PAULA's test (Protein Assays Utilizing Lung Cancer Analytes) is a blood test for early detection of lung cancer in high-risk adults.1 Eligible patients are 50 years or older, current or former smokers with more than a 20-pack-year history and less than 15 years of smoking cessation, asymptomatic, and not being treated for lung cancer.2,3 The test is composed of a panel of three tumor markers (carcinoembryonic antigen, cancer antigen 125, and CYFRA 21-1 [a fragment of cytokeratin 19]) and one autoantibody marker (New York esophageal squamous cell carcinoma 1 [NY-ESO-1]).
A 2015 retrospective study used a training set of 115 patients with confirmed non–small cell lung carcinoma and 115 patients (matched in age and smoking history) in a control group to evaluate the predictive model used in PAULA's test.3 It was then validated in an independent set of 150 matched patients.

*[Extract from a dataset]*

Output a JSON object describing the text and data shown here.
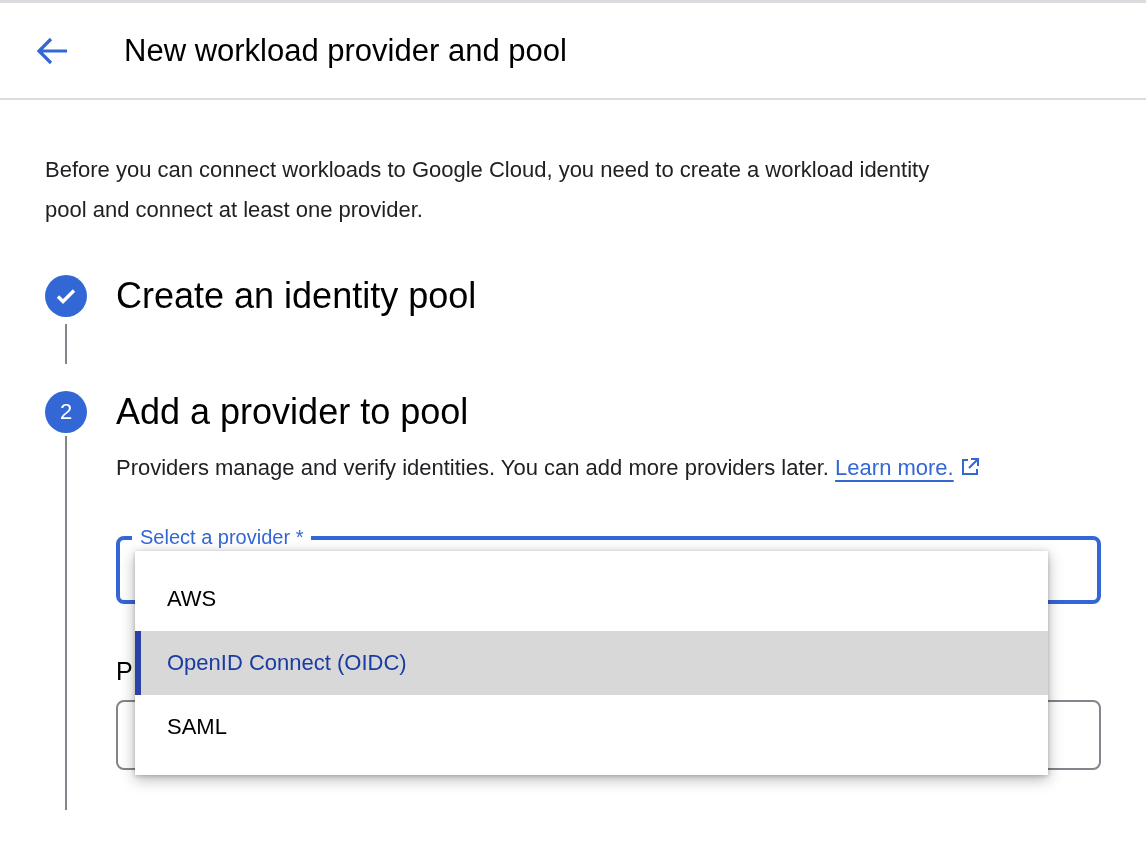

This study found that the panel of four biomarkers was 77% sensitive and 80% specific for the detection of lung cancer in the validation group (positive likelihood ratio = 3.8; negative likelihood ratio = 0.29).3 Given a 1% likelihood of lung cancer in the target screening population, the positive predictive value is estimated to be 3.7%, and the negative predictive value is estimated to be 99.7%.
A 2018 study that included a training set of 268 patients with lung cancer and 336 patients in a control group, plus a validation set of 155 patients with lung cancer and 245 patients in a control group, explored adding a fifth biomarker (hepatocyte growth factor) to the established panel.4 Both the four- and five-biomarker panels had a sensitivity of 49% and a specificity of 96%.

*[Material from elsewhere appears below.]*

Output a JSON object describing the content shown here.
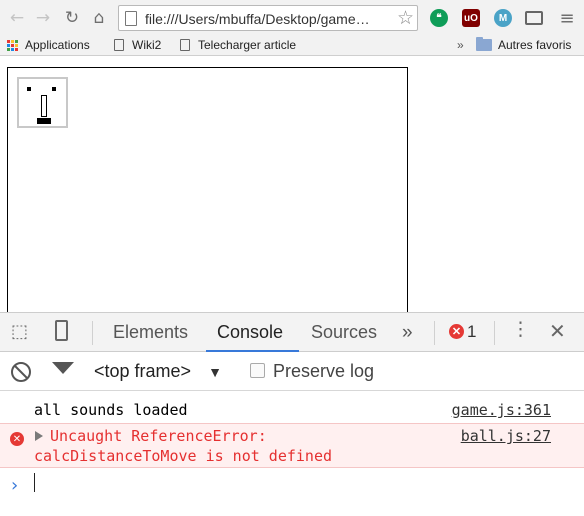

The U.S. Preventive Services Task Force recommends annual screening for lung cancer with low-dose chest computed tomography (CT) in adults 55 to 80 years of age who have a 30-pack-year smoking history and currently smoke or have quit within the past 15 years.5 The National Lung Screening Trial (NLST) randomized 53,439 asymptomatic participants, 55 to 74 years of age with at least a 30-pack-year smoking history, to annual screening with low-dose CT or chest radiography for three years. Low-dose CT had a sensitivity of 93.8% and specificity of 73.4% for lung cancer.6

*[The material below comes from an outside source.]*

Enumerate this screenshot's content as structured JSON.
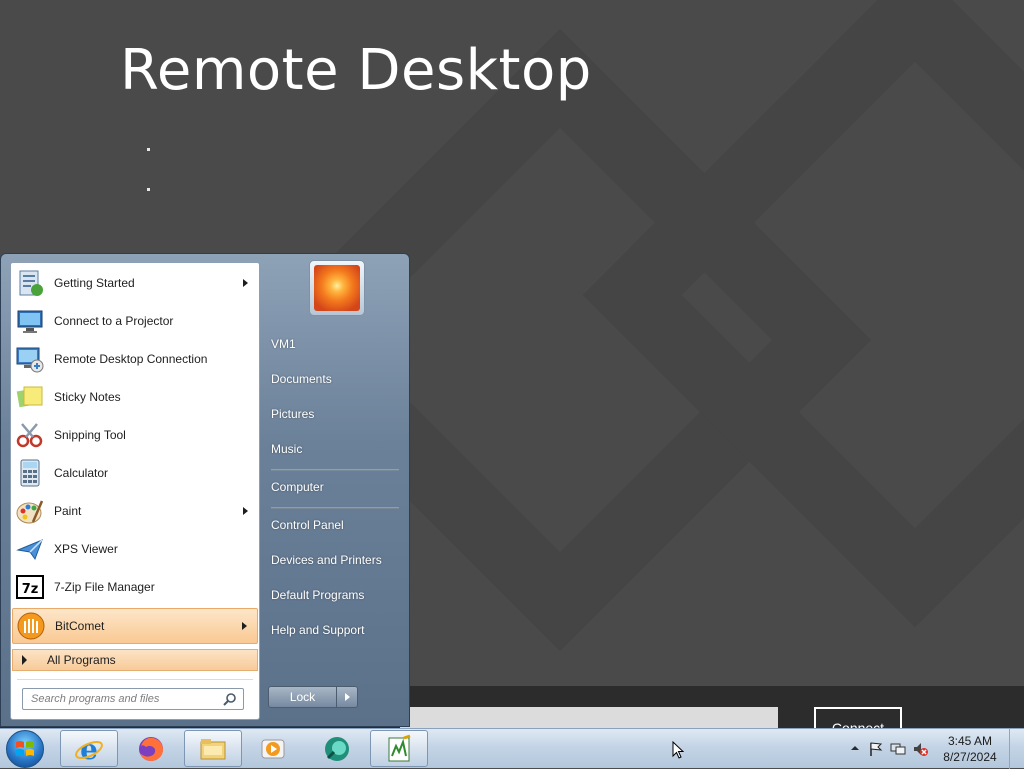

There have been no prospective studies demonstrating that PAULA's test improves patient-oriented outcomes.
PAULA's test combines tumor markers with an autoantibody marker to increase the overall sensitivity of the test, although it is still less sensitive than screening with low-dose CT. Preliminary testing of PAULA's test demonstrated increased expression of biomarkers in patients with benign pulmonary disease (e.g., chronic obstructive pulmonary disease, asthma, bronchitis), which could lead to false-positive findings.3 As a result, patients may undergo unnecessary and potentially invasive diagnostic testing, including full-dose CT and biopsy. The 2018 validation study also demonstrated lower sensitivity than previously documented, but the reasons for this are unclear.4
Because of insufficient evidence of benefit, no recommendations can be made regarding PAULA's test. Prospective cohort studies of a screening population and randomized controlled trials comparing cancer mortality outcomes using PAULA's test vs. low-dose CT and no screening are needed before the test can be recommended as a screening option.